Scan the entries below for lines holding "data". Give the number of such lines alone.

========================

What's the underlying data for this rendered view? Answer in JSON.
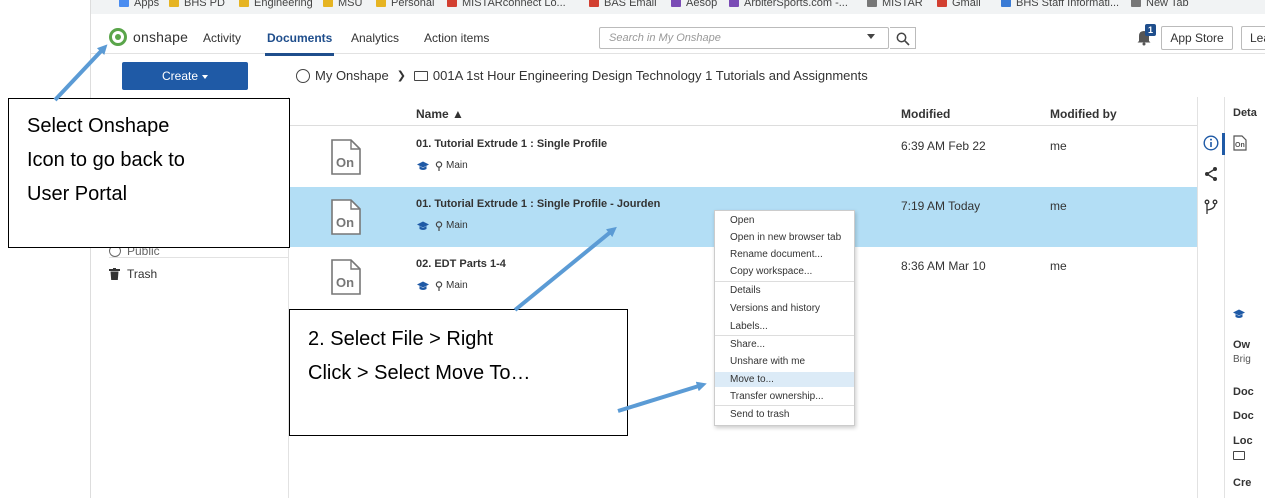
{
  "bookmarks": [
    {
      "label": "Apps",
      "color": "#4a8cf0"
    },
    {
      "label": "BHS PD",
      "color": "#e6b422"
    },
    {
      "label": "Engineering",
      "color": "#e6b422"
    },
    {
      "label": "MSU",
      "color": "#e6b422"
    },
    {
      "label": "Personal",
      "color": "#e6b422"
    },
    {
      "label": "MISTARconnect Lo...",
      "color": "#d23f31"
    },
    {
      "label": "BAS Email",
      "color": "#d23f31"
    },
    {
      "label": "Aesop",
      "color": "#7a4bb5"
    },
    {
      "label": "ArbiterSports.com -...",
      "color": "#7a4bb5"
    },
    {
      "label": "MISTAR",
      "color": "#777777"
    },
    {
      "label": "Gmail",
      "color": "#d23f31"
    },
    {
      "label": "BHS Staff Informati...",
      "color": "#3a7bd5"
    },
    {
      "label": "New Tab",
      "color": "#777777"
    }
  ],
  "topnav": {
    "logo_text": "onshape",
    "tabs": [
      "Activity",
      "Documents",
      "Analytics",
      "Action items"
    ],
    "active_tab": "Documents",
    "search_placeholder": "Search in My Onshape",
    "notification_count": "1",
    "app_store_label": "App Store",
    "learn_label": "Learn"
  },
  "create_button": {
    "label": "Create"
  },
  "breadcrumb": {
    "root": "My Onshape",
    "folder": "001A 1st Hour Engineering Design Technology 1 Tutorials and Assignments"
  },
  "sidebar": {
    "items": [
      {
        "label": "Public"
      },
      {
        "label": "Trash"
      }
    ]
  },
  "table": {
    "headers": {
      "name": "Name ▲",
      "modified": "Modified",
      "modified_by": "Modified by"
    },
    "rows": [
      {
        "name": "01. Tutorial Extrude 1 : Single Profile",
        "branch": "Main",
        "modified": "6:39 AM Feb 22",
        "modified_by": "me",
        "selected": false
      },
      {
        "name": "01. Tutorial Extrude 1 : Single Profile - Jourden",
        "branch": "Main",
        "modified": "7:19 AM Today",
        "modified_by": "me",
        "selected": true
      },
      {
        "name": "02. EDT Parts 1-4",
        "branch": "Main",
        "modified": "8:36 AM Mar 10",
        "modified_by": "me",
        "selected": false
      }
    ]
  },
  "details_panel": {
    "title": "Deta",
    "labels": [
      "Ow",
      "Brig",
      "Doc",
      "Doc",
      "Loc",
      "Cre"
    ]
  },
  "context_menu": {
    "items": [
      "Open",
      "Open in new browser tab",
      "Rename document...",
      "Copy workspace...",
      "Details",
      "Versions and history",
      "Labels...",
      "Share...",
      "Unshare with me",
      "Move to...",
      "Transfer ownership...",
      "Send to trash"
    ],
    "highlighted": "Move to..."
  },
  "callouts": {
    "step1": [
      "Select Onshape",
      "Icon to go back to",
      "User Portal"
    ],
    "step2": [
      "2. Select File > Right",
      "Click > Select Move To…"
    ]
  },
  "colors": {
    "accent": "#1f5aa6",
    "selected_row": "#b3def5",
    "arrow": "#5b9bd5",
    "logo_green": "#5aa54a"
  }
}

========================

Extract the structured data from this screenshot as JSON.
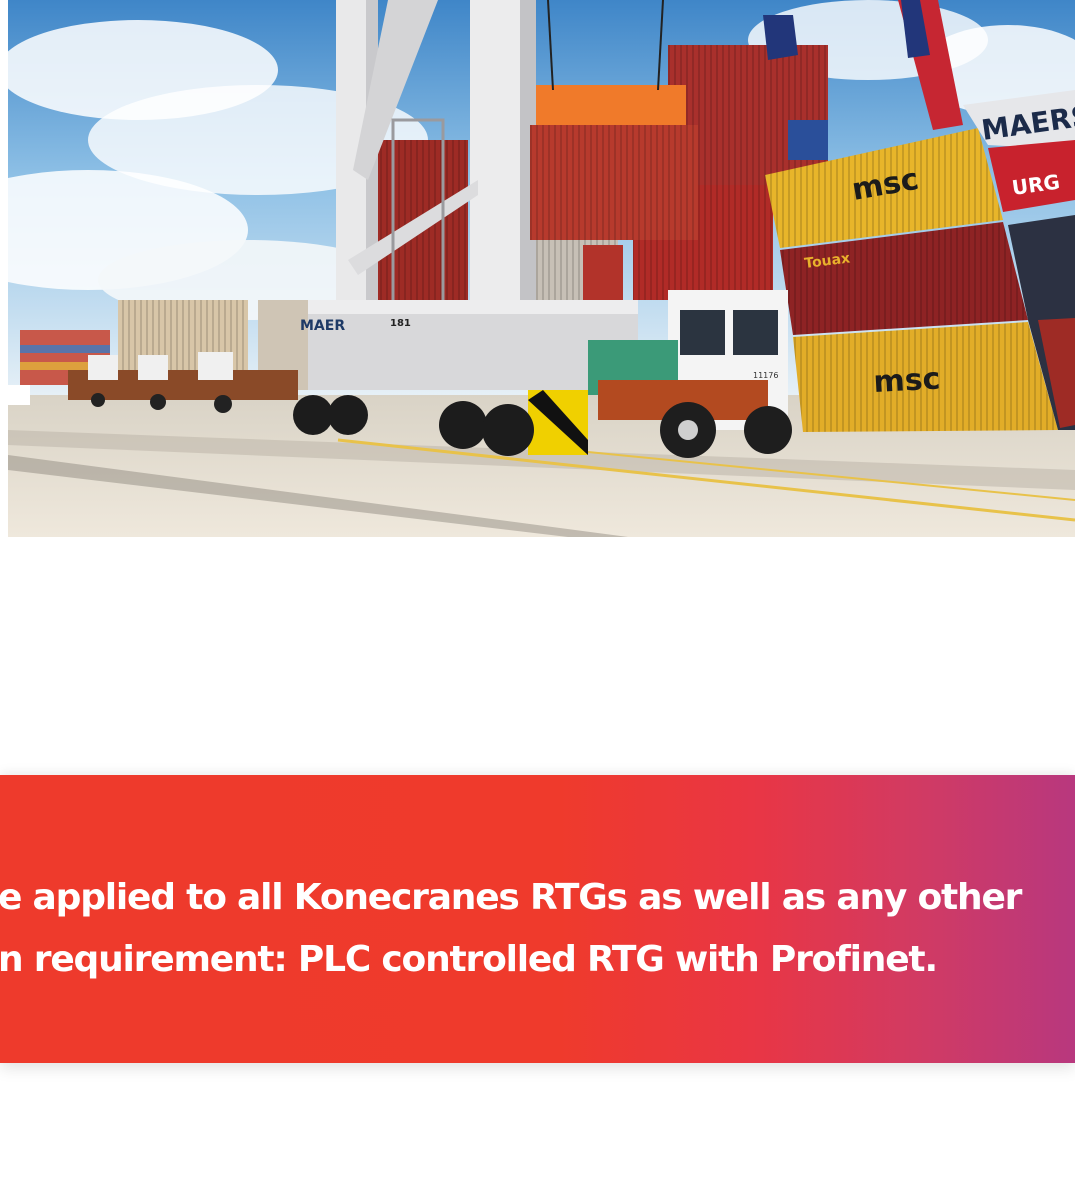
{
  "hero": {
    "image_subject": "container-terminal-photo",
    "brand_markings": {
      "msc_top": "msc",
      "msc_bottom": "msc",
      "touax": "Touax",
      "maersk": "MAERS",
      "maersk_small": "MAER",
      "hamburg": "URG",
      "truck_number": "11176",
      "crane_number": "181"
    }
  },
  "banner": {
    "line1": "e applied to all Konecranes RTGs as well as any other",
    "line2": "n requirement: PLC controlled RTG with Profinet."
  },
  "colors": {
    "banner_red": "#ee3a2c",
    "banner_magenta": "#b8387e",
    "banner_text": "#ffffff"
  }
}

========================

▶ **Response to this exercise**:
2